Reproduce the entries in full. Exclude all images from the copy.

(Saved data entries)
==========
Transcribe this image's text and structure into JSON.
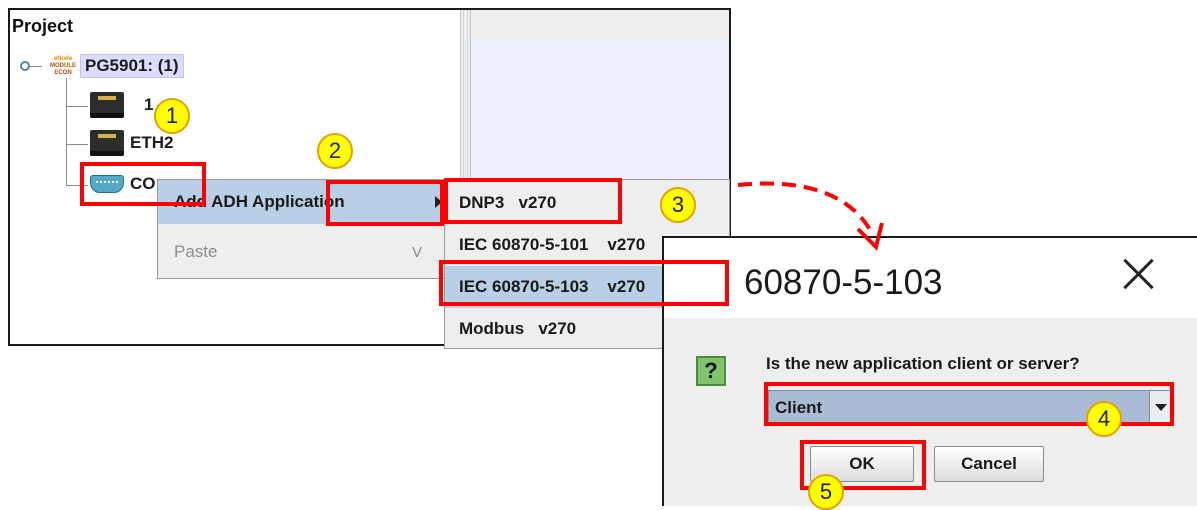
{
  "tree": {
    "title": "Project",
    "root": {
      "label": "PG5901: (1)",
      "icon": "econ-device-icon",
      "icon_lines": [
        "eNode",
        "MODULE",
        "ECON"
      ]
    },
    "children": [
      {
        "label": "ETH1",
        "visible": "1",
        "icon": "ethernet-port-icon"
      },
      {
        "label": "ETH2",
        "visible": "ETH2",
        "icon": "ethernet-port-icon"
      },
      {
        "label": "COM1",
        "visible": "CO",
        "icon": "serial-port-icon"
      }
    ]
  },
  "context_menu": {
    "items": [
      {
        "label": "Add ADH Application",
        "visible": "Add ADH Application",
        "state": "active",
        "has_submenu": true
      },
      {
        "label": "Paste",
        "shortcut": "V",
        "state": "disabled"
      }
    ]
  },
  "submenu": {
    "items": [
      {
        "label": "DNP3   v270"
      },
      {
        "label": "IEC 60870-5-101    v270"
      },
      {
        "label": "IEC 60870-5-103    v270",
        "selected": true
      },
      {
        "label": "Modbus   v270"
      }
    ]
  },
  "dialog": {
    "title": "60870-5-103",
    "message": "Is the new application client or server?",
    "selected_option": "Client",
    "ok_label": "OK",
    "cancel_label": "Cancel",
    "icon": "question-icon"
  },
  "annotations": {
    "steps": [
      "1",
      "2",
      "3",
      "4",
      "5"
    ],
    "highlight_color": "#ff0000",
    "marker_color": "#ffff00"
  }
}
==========
● **Output for this exercise**
Transcribe this image's text and structure into JSON.
{
  "tree": {
    "title": "Project",
    "root": {
      "label": "PG5901: (1)",
      "icon": "econ-device-icon",
      "icon_lines": [
        "eNode",
        "MODULE",
        "ECON"
      ]
    },
    "children": [
      {
        "label": "ETH1",
        "visible": "1",
        "icon": "ethernet-port-icon"
      },
      {
        "label": "ETH2",
        "visible": "ETH2",
        "icon": "ethernet-port-icon"
      },
      {
        "label": "COM1",
        "visible": "CO",
        "icon": "serial-port-icon"
      }
    ]
  },
  "context_menu": {
    "items": [
      {
        "label": "Add ADH Application",
        "visible": "Add ADH Application",
        "state": "active",
        "has_submenu": true
      },
      {
        "label": "Paste",
        "shortcut": "V",
        "state": "disabled"
      }
    ]
  },
  "submenu": {
    "items": [
      {
        "label": "DNP3   v270"
      },
      {
        "label": "IEC 60870-5-101    v270"
      },
      {
        "label": "IEC 60870-5-103    v270",
        "selected": true
      },
      {
        "label": "Modbus   v270"
      }
    ]
  },
  "dialog": {
    "title": "60870-5-103",
    "message": "Is the new application client or server?",
    "selected_option": "Client",
    "ok_label": "OK",
    "cancel_label": "Cancel",
    "icon": "question-icon"
  },
  "annotations": {
    "steps": [
      "1",
      "2",
      "3",
      "4",
      "5"
    ],
    "highlight_color": "#ff0000",
    "marker_color": "#ffff00"
  }
}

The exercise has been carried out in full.